Data about app and page elements:
######

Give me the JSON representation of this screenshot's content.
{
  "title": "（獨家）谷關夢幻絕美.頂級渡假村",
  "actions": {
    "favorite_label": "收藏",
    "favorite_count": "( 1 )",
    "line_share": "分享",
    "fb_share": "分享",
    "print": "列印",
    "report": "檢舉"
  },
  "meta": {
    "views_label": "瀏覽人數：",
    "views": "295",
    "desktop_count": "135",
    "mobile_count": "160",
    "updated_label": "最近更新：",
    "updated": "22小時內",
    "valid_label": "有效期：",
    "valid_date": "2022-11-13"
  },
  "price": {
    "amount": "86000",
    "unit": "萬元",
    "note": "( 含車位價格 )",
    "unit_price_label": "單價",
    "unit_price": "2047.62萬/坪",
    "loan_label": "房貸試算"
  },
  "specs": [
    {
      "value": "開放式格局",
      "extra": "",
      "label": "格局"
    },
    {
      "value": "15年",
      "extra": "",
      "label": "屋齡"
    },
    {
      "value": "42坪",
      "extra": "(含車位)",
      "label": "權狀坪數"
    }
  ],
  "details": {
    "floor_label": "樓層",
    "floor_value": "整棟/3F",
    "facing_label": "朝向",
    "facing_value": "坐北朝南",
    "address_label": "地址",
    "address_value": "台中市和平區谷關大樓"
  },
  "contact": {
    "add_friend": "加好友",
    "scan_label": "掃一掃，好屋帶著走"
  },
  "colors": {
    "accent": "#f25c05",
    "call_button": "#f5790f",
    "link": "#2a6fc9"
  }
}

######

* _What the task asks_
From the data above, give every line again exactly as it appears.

* _Result_
Give me the JSON representation of this screenshot's content.
{
  "title": "（獨家）谷關夢幻絕美.頂級渡假村",
  "actions": {
    "favorite_label": "收藏",
    "favorite_count": "( 1 )",
    "line_share": "分享",
    "fb_share": "分享",
    "print": "列印",
    "report": "檢舉"
  },
  "meta": {
    "views_label": "瀏覽人數：",
    "views": "295",
    "desktop_count": "135",
    "mobile_count": "160",
    "updated_label": "最近更新：",
    "updated": "22小時內",
    "valid_label": "有效期：",
    "valid_date": "2022-11-13"
  },
  "price": {
    "amount": "86000",
    "unit": "萬元",
    "note": "( 含車位價格 )",
    "unit_price_label": "單價",
    "unit_price": "2047.62萬/坪",
    "loan_label": "房貸試算"
  },
  "specs": [
    {
      "value": "開放式格局",
      "extra": "",
      "label": "格局"
    },
    {
      "value": "15年",
      "extra": "",
      "label": "屋齡"
    },
    {
      "value": "42坪",
      "extra": "(含車位)",
      "label": "權狀坪數"
    }
  ],
  "details": {
    "floor_label": "樓層",
    "floor_value": "整棟/3F",
    "facing_label": "朝向",
    "facing_value": "坐北朝南",
    "address_label": "地址",
    "address_value": "台中市和平區谷關大樓"
  },
  "contact": {
    "add_friend": "加好友",
    "scan_label": "掃一掃，好屋帶著走"
  },
  "colors": {
    "accent": "#f25c05",
    "call_button": "#f5790f",
    "link": "#2a6fc9"
  }
}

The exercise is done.